The invasion of time saving appliances and convenience food items is nothing new in American kitchens. Sociologically speaking this can (and has been) explained through a variety of theoretical paradigms. This could certainly be understood as an ideal example of Habermas’ notion of the (re)feudalization of the lifeworld, the colonization of the private sphere by the sphere of economy and consumerism. This phenomenon can also be explained through feminist theory as a source of liberation for women in particular, relieved from domestic duties. There is however, another aspect to this that is worth exploring. If we extend Arlie Hochschild’s work on the “Time Bind,” another picture emerges. According to Hochschild, it is not necessarily that our work lives have encroached upon our private/home lives but rather that they have switched places. This reversal sheds light on the fascination with streamlining and making more efficient the everyday tasks of home: poaching an egg, “dry cleaning” at home, instant potatoes. If the verbiage of work has indeed entered the home as she posits, then it is not surprising to see constant innovation and products aimed at making everything at home “easier.” The world of work now has fax machines, digital communication, printers, copiers, scanners, and automated answering systems. In fact, many people in offices even send emails to a co-worker even when their offices may be next to one another. As silly as some of these inventions may seem (see New York Times article below) such as toaster ovens that can simultaneously toast bread and poach an egg or a microwave that can cook omelets and pizza; understood through the lens of Hochschild’s work it makes perfect sense. Home has become a locus of efficiency and productivity a place that must juggle and manage multiple and conflicting demands. The reversal then of home and work has directed consumer-driven attention to make the daily tasks of home, like they did with the daily tasks of work, as easy as the push of a button.

“Honey, I’m Not Home” (discussing Hochschild)

“Kitchen Gadgets Take the Fast Food Mentality into the Home”

The New School held a conference last week that may be of interest to many Sociology Lens readers, so I have decided to devote this week’s entry to sharing some notes from the conference.
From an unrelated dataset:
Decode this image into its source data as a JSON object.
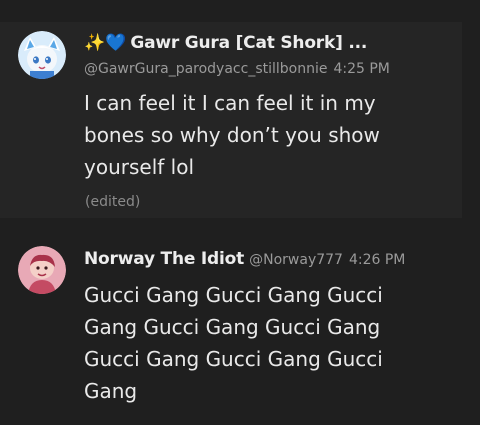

The implosion of work and play was the most recurrent theme in the panels that I attended.  The term “playbor” was frequently used to describe the product of this implosion.  Panelists generally seemed to assume that playbor was a relatively new and increasingly prevalent phenomenon.  However, one dissenter, an artist named Stephanie Rothenberg, argued that play and productivity have coincided from the earliest days of capitalism.  She explained that hobbies (e.g., collecting, handicraft, parlor room singsong, gardening, and animal raising) are voluntary forms of play that produce objects with no intent to exchange them on the market.  These activities often have significant social aspects and some hobbies, like music or quilting, are even done collaboratively.  Given the resemblance to hobbies, Rothenberg urges that we view playbor as the latest instantiation of a historical trend, rather than newly emerging paradigm.  In fact she claims that online environments like Second Life mimic the world so hyperbolically that they offer an unprecedented opportunity for us to turn a critical eye on ourselves.  In our distanced view of these “simulacrums,” we find our own distanced reflections.